Participants of a function held at Portcullis House in connection with Sankranthi festival have called for promoting multi cultural activities and attending one another’s festivals to end religious alienation.
The function was organized by UK Telugu Association (UKTA). President of the Association Parbhakar Kaza said that Makar Sankranti is one of the most important festivals of the Hindu calendar and celebrates the sun's journey into the northern hemisphere, a period which is considered to be highly auspicious.
“In Southern India it's the harvest festival Pongal and lasts for 3 days. On the first day, rice boiled with milk is offered to the Rain God. On the second day, it is offered to the the Sun God and on the third day, the family cattle are given a bath and dressed with flowers, bells and colours, to honour them for their hard work in the fields”, he added.
Virendra Sharma MP said last year for the first time Sankranthi festival was celebrated in the Parliament House. One billion people around the globe celebrate the festival in the middle of January he added.
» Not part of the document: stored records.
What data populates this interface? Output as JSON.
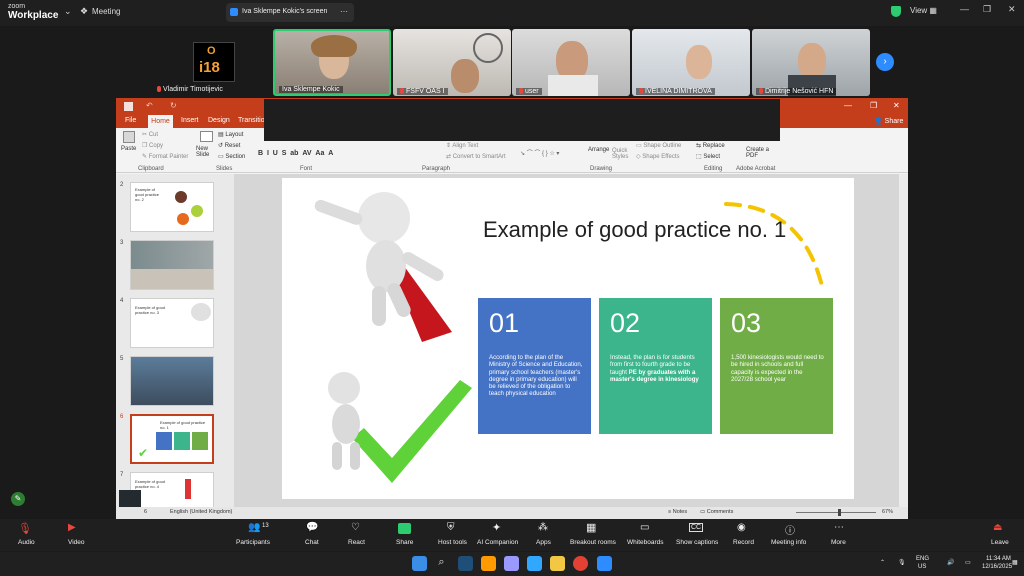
{
  "app": {
    "logo_line1": "zoom",
    "logo_line2": "Workplace",
    "meeting_label": "Meeting",
    "share_tab_label": "Iva Sklempe Kokic's screen",
    "view_label": "View"
  },
  "participants": [
    {
      "name": "Vladimir Timotijevic",
      "avatar_top": "O",
      "avatar_bottom": "i18"
    },
    {
      "name": "Iva Sklempe Kokic"
    },
    {
      "name": "FSFV OAS I"
    },
    {
      "name": "user"
    },
    {
      "name": "IVELINA DIMITROVA"
    },
    {
      "name": "Dimitrije Nešović HFN"
    }
  ],
  "ppt": {
    "tabs": [
      "File",
      "Home",
      "Insert",
      "Design",
      "Transitio"
    ],
    "share_label": "Share",
    "ribbon": {
      "paste": "Paste",
      "cut": "Cut",
      "copy": "Copy",
      "format_painter": "Format Painter",
      "new_slide": "New Slide",
      "layout": "Layout",
      "reset": "Reset",
      "section": "Section",
      "align_text": "Align Text",
      "convert_smartart": "Convert to SmartArt",
      "arrange": "Arrange",
      "quick_styles": "Quick Styles",
      "shape_outline": "Shape Outline",
      "shape_effects": "Shape Effects",
      "replace": "Replace",
      "select": "Select",
      "create_pdf": "Create a PDF",
      "groups": [
        "Clipboard",
        "Slides",
        "Font",
        "Paragraph",
        "Drawing",
        "Editing",
        "Adobe Acrobat"
      ]
    },
    "thumbnails": [
      {
        "num": "2",
        "title": "Example of good practice no. 2"
      },
      {
        "num": "3",
        "title": ""
      },
      {
        "num": "4",
        "title": "Example of good practice no. 3"
      },
      {
        "num": "5",
        "title": ""
      },
      {
        "num": "6",
        "title": "Example of good practice no. 1"
      },
      {
        "num": "7",
        "title": "Example of good practice no. 4"
      }
    ],
    "slide": {
      "title": "Example of good practice no. 1",
      "cards": [
        {
          "num": "01",
          "color": "#4472c4",
          "text": "According to the plan of the Ministry of Science and Education, primary school teachers (master's degree in primary education) will be relieved of the obligation to teach physical education"
        },
        {
          "num": "02",
          "color": "#3cb48c",
          "text_pre": "Instead, the plan is for students from first to fourth grade to be taught ",
          "text_bold": "PE by graduates with a master's degree in kinesiology"
        },
        {
          "num": "03",
          "color": "#70ad47",
          "text": "1,500 kinesiologists would need to be hired in schools and full capacity is expected in the 2027/28 school year"
        }
      ]
    },
    "status": {
      "slide_info": "6",
      "language": "English (United Kingdom)",
      "notes": "Notes",
      "comments": "Comments",
      "zoom": "67%"
    }
  },
  "toolbar": {
    "items": [
      "Audio",
      "Video",
      "Participants",
      "Chat",
      "React",
      "Share",
      "Host tools",
      "AI Companion",
      "Apps",
      "Breakout rooms",
      "Whiteboards",
      "Show captions",
      "Record",
      "Meeting info",
      "More",
      "Leave"
    ],
    "participants_count": "13"
  },
  "taskbar": {
    "lang": "ENG",
    "region": "US",
    "time": "11:34 AM",
    "date": "12/16/2025"
  },
  "colors": {
    "ppt_red": "#c43e1c",
    "zoom_blue": "#2d8cff",
    "leave_red": "#e8473d"
  }
}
In olden days all family members used to gather together at one place to celebrate the festival and know about one another’s welfare. This time is of transmutation of autumn into spring and harvesting.
He said no one could even imagine of celebrating this festival in the Parliament House 15 years back but today all festivals including Baisakhi, Eid, Diwali and all other community events are being held on regular basis with the purpose to bring about communal harmony. “We should introduce our good values to others and remove misunderstandings about our culture and religion.”
Mr. C Rajasekhar, Minister (Political, Press & Information) said the communities living away from home are the ambassadors of their countries. Such events provide opportunities to sit together and share one another’s grief and happy moments and help forget the feelings of nostalgia.
Lord Dholakia said some 20-30 years back the world knew India for its poverty, maladies and unemployment but today it has emerged as a growing economic power where 60 per cent of the population is below 25 years. Stressing on the education of children he said they should also be educated about their culture and customs as these are the wealth which no one could snatch from them. He also conveyed the message of greetings from Deputy Prime Minister Nick Clegg.
Lord Loomba said this is an important festival of Hindu calendar which in Punjab is called Lohri in which people sing happy songs and make special dishes.
Earlier, Madhava Turumella traced the history of this festival. Shravan and Jay Kumar welcomed the guests. Later Balu Raghu Raman, Bala Chander and Mrs Subhadrq presented musical Jugalbandi, Yasoda Sruti, Natalya Joseph, Natasha Joseph and Sumanesh Ranjani presented Bharatanatyam and Shriya Sistla sung Bhajan. The function began with lighting of lamps. Later, Narendra Munnaluri thanked the guests.